Your objective:
Only the line containing "Serialize everything readable" and those after it, up to the end of the records below, are to be set down, exactly as written.

▽

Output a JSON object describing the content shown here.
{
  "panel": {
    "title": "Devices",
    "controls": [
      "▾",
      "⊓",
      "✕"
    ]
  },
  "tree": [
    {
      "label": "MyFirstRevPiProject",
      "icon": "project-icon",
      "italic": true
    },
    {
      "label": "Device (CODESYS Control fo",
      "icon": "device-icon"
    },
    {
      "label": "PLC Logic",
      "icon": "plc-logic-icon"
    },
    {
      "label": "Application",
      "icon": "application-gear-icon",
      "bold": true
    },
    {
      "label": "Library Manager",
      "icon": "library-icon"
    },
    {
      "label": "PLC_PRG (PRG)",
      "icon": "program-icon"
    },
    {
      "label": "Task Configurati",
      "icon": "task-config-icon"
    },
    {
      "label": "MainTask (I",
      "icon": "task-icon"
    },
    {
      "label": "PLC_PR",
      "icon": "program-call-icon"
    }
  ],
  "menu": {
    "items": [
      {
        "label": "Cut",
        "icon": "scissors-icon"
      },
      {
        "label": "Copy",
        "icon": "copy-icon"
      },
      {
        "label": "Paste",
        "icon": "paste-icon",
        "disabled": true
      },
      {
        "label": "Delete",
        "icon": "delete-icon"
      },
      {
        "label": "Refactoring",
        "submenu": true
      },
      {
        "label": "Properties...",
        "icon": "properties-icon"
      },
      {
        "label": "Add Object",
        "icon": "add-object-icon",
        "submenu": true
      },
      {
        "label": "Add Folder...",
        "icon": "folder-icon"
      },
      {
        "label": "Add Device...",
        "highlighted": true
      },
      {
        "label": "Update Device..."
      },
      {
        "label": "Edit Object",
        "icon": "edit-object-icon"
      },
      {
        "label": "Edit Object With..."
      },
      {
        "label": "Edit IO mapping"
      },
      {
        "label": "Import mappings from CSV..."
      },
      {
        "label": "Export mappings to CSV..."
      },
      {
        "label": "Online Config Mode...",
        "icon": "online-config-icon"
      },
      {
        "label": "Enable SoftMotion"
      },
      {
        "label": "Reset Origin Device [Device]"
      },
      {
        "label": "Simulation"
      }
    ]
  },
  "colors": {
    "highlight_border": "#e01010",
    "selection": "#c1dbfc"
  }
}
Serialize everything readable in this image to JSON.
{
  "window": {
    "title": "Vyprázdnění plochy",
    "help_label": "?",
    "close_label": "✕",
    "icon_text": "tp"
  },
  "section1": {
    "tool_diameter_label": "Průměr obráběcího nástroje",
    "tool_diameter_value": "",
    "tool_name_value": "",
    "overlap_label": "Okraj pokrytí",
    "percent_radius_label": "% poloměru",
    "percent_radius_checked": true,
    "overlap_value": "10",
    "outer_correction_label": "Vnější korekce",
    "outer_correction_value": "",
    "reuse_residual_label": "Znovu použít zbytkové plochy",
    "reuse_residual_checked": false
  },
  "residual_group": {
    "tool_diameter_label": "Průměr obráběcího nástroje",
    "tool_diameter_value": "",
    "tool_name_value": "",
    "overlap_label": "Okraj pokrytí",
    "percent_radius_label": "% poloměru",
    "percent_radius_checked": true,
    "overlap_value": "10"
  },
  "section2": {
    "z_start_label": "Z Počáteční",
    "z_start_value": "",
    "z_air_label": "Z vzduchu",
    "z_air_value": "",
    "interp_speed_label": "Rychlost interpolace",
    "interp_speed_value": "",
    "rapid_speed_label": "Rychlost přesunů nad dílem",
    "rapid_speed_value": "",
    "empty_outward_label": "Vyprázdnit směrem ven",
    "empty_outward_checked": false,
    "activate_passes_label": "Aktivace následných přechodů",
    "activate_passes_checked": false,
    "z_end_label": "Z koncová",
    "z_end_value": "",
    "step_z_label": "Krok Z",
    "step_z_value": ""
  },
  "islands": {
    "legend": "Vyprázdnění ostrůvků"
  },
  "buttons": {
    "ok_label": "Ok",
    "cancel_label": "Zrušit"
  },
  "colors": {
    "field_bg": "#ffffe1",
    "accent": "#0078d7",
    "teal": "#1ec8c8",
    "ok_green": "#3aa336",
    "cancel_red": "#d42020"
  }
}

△

Solution to this exercise:
Serialize everything readable in this image to JSON.
{
  "window": {
    "title": "Vyprázdnění plochy",
    "help_label": "?",
    "close_label": "✕",
    "icon_text": "tp"
  },
  "section1": {
    "tool_diameter_label": "Průměr obráběcího nástroje",
    "tool_diameter_value": "",
    "tool_name_value": "",
    "overlap_label": "Okraj pokrytí",
    "percent_radius_label": "% poloměru",
    "percent_radius_checked": true,
    "overlap_value": "10",
    "outer_correction_label": "Vnější korekce",
    "outer_correction_value": "",
    "reuse_residual_label": "Znovu použít zbytkové plochy",
    "reuse_residual_checked": false
  },
  "residual_group": {
    "tool_diameter_label": "Průměr obráběcího nástroje",
    "tool_diameter_value": "",
    "tool_name_value": "",
    "overlap_label": "Okraj pokrytí",
    "percent_radius_label": "% poloměru",
    "percent_radius_checked": true,
    "overlap_value": "10"
  },
  "section2": {
    "z_start_label": "Z Počáteční",
    "z_start_value": "",
    "z_air_label": "Z vzduchu",
    "z_air_value": "",
    "interp_speed_label": "Rychlost interpolace",
    "interp_speed_value": "",
    "rapid_speed_label": "Rychlost přesunů nad dílem",
    "rapid_speed_value": "",
    "empty_outward_label": "Vyprázdnit směrem ven",
    "empty_outward_checked": false,
    "activate_passes_label": "Aktivace následných přechodů",
    "activate_passes_checked": false,
    "z_end_label": "Z koncová",
    "z_end_value": "",
    "step_z_label": "Krok Z",
    "step_z_value": ""
  },
  "islands": {
    "legend": "Vyprázdnění ostrůvků"
  },
  "buttons": {
    "ok_label": "Ok",
    "cancel_label": "Zrušit"
  },
  "colors": {
    "field_bg": "#ffffe1",
    "accent": "#0078d7",
    "teal": "#1ec8c8",
    "ok_green": "#3aa336",
    "cancel_red": "#d42020"
  }
}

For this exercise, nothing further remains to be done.